## EXTRACTED RECORDS:
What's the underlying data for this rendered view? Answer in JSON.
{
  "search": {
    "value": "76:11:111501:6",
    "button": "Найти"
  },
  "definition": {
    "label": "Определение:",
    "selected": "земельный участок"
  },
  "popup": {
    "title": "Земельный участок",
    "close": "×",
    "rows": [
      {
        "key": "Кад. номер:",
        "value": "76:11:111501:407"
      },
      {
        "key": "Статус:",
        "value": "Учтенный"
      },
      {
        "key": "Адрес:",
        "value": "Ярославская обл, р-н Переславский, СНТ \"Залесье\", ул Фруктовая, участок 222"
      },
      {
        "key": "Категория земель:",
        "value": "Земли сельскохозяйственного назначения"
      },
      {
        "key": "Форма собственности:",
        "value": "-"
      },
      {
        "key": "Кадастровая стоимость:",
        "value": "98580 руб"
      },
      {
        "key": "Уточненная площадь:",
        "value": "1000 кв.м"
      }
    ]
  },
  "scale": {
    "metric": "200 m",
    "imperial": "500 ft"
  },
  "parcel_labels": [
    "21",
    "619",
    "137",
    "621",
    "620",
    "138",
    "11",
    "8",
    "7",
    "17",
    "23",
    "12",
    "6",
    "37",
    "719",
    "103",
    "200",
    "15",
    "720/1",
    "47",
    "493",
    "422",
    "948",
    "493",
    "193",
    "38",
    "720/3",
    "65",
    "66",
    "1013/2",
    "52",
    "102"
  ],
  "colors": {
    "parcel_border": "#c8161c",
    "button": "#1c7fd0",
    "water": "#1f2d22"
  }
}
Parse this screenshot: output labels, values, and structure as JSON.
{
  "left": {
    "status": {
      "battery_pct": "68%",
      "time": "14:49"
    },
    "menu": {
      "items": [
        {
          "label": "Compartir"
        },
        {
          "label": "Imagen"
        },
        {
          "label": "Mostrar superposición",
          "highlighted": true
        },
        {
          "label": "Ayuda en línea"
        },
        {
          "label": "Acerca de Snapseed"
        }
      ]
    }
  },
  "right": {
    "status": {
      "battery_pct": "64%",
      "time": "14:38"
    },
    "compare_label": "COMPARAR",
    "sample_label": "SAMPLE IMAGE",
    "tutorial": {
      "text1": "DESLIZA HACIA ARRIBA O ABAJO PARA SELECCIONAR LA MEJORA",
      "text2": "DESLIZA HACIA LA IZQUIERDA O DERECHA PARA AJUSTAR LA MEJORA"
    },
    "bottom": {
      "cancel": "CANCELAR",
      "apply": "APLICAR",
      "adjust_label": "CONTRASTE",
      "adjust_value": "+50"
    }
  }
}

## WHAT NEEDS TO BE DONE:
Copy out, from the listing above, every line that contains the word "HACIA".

## ANSWER:
      "text1": "DESLIZA HACIA ARRIBA O ABAJO PARA SELECCIONAR LA MEJORA",
      "text2": "DESLIZA HACIA LA IZQUIERDA O DERECHA PARA AJUSTAR LA MEJORA"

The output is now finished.